Robertson was active on social media, posting threats against and statements about taking the life of New York County District Attorney Alvin Bragg, who announced former President Trump’s first indictment in New York; FBI agents looking into and speaking to Robertson about his threats; and President Biden, who visited Utah Aug. 9-10.
Earliest threats included in the released felony complaint documents from September 2022; among his September posts Robertson posted “Death to Joe Biden” and a call for a presidential assassination. Robertson posted multiple images of firearms with threatening messages.
Around three days prior to the president’s arrival in Utah, Robertson posted on Facebook, “I hear Biden is coming to Utah. Digging out my old ghillie suit and cleaning the dust off the M24 sniper rife. Welcome, Buffoon-in-Chief.”

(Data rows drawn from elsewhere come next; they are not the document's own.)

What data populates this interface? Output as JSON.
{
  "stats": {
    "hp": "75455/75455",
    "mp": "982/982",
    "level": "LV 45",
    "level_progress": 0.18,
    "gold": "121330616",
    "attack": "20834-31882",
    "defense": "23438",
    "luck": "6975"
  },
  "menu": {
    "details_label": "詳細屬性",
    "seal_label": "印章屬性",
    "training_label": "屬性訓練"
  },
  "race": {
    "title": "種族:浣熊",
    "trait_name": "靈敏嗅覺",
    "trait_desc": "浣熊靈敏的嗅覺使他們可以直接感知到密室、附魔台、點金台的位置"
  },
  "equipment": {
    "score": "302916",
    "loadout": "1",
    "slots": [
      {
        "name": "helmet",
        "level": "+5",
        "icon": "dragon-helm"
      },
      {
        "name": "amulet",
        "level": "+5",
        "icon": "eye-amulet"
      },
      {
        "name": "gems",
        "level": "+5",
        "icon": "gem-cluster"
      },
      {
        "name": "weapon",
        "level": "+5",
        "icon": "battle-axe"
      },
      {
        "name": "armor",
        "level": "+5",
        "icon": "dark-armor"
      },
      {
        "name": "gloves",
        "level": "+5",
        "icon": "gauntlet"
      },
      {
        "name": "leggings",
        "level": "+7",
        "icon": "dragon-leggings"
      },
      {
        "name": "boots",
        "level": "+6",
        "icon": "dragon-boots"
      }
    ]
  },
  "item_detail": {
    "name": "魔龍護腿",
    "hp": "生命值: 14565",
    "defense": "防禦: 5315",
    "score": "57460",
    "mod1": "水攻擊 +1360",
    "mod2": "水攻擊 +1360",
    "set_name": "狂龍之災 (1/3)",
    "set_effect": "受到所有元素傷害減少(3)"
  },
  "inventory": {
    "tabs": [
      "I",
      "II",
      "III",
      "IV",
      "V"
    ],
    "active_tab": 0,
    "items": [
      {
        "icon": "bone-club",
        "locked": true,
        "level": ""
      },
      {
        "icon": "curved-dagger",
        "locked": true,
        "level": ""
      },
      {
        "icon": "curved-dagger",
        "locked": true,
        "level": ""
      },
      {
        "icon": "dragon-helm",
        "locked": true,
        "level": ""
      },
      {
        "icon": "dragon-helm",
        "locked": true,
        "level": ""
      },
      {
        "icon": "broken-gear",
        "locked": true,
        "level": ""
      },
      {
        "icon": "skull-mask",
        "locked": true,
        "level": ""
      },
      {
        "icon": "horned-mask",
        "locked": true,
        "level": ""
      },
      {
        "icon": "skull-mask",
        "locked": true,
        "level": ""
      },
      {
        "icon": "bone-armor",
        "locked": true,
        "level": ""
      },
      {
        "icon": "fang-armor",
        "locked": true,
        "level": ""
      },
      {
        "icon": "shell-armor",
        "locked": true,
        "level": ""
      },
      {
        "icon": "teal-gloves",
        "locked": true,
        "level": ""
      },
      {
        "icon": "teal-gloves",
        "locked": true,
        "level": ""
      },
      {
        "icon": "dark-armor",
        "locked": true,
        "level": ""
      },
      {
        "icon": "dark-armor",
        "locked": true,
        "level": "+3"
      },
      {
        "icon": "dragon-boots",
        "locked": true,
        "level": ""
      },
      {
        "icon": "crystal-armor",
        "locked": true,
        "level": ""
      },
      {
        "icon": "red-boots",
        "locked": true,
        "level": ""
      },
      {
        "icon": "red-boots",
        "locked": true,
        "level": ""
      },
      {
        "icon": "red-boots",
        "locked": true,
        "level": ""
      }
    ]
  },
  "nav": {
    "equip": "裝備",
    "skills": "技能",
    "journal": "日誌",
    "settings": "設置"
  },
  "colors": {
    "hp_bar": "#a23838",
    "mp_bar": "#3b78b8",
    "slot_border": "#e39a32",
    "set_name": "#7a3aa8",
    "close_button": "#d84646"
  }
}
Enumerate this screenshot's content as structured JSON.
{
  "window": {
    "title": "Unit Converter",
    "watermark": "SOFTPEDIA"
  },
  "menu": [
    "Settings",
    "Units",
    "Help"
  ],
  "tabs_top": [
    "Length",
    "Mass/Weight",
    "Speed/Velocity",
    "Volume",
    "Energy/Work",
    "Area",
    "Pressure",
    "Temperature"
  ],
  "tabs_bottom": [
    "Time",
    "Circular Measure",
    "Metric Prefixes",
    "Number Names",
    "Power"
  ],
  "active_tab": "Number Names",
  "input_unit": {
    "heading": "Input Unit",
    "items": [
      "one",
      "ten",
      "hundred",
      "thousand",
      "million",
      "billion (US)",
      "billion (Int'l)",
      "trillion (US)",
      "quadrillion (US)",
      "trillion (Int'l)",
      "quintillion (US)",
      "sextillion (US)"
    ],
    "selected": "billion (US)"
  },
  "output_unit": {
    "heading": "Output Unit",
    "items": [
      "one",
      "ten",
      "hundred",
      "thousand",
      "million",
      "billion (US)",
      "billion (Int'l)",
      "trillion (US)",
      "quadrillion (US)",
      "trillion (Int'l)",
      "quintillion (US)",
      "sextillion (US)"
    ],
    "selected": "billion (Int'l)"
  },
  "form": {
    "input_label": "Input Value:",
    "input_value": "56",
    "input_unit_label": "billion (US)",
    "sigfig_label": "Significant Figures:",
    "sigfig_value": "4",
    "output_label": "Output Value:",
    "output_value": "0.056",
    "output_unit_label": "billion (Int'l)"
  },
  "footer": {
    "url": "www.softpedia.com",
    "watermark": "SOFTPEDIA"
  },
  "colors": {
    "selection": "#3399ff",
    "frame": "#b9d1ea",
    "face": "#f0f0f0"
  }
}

Along with his death threat, Robertson posted images of him in his ghillie suit, which is a type of camouflage clothing.
On Aug. 9 the Provo police issued a media release reporting the Provo police “did not contribute any personnel to the team that went to the house to serve that warrant.” The police department supported the FBI in their ongoing investigation.
Robertson’s family released an official public statement on Facebook regarding his death.
“We, the family of Craig Deeluew Robertson, are shocked and devastated by the senseless and tragic killing of our beloved father and brother, and we fervently mourn the loss of a good and decent man,” the statement said.
The family said they “hold no animosity” to any individuals involved in the incident. They described Robertson as a kind and caring person, and didn’t believe he would ever harm another individual.
“He (Robertson) was understandably frustrated and distraught by the present and on-going erosions to our constitutionally protected freedoms and the rights of free citizens … As an elderly–and largely homebound–man, there was very little he could do but exercise his First Amendment right to free speech and voice his protest,” the statement said.
In both statements made by the FBI on Aug. 9 and Aug. 14 they stated, “The FBI takes all shooting incidents involving our agents or task force members seriously.”
Paul Searing, a follower of Robertson online and businessman who lived in Provo before moving to Orem, said he warned Robertson that he was crossing a line in his rhetoric.
“He believed in his right to bear arms. He believed in his right to say what he feels,” Searing told reporters with the Associated Press. “When it came down to it, he knew the Lord wouldn’t have approved of killing innocent people. Things got out of hand because he just was really frustrated.”
Family and friends of Robertson asked the media and general public for privacy while they grieve and “come to terms with the sad tragedy of these events.”
The FBI released the following public statement on Wednesday, Aug. 9 following the incident:
The shooting is still under review by the FBI’s Inspection Division, and Biden left Utah on Aug. 10 without incident.
The following pdf is the complete redacted felony complaint against Robertson, filed in the United States District Court District of Utah.223mj722-Robertson_Complaint_FINAL-v.1_Redacted-updated